§ **Work instructions**
Once you know how many lines below hold "title", reply with that number and add nothing.

§ **Component data from apps and pages**
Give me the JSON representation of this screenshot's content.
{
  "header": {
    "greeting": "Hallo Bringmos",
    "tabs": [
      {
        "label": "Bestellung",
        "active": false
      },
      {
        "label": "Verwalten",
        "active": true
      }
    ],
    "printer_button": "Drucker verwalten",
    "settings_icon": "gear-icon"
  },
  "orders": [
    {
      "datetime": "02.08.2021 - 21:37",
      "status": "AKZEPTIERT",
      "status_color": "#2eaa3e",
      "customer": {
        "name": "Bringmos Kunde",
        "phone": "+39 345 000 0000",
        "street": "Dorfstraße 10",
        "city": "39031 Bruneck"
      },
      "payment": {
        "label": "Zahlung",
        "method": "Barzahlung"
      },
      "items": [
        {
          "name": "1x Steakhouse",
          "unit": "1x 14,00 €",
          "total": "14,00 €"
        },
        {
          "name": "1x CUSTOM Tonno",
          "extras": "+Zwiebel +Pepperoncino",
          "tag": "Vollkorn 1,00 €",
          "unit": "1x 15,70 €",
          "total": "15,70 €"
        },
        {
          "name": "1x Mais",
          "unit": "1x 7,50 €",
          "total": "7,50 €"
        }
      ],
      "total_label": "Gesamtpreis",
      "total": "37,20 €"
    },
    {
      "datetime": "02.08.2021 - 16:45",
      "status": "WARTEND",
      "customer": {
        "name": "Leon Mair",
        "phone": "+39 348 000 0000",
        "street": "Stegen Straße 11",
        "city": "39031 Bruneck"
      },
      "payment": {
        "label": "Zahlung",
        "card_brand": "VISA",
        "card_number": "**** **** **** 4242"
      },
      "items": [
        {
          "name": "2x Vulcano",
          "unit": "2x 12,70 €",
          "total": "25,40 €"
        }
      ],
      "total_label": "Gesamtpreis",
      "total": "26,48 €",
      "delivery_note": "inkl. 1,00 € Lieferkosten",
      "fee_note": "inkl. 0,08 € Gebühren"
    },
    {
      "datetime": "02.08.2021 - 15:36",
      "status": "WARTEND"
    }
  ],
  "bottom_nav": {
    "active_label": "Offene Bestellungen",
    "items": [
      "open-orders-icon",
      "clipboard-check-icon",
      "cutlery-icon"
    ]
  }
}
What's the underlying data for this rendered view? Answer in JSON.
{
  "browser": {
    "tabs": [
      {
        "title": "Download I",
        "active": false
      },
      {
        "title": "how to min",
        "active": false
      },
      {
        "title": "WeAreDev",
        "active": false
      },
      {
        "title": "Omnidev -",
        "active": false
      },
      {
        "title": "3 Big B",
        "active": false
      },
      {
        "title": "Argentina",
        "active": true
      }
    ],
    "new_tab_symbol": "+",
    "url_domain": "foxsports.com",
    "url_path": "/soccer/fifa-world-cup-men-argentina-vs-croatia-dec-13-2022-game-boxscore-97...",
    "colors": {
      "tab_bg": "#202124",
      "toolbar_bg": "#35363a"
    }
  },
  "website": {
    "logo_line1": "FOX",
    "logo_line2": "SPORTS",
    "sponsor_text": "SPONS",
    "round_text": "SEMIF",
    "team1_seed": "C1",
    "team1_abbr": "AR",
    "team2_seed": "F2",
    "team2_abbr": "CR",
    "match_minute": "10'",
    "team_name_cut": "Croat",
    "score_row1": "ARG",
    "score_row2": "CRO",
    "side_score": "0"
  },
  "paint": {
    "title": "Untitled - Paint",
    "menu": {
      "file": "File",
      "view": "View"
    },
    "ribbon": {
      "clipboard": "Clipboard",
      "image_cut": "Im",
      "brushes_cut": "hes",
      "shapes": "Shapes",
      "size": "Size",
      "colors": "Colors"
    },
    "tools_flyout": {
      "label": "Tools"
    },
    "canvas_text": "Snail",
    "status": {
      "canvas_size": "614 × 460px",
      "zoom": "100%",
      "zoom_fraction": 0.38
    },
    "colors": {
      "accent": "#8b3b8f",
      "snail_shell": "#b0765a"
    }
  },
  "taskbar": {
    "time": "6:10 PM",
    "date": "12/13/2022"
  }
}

§ **Task solution**
7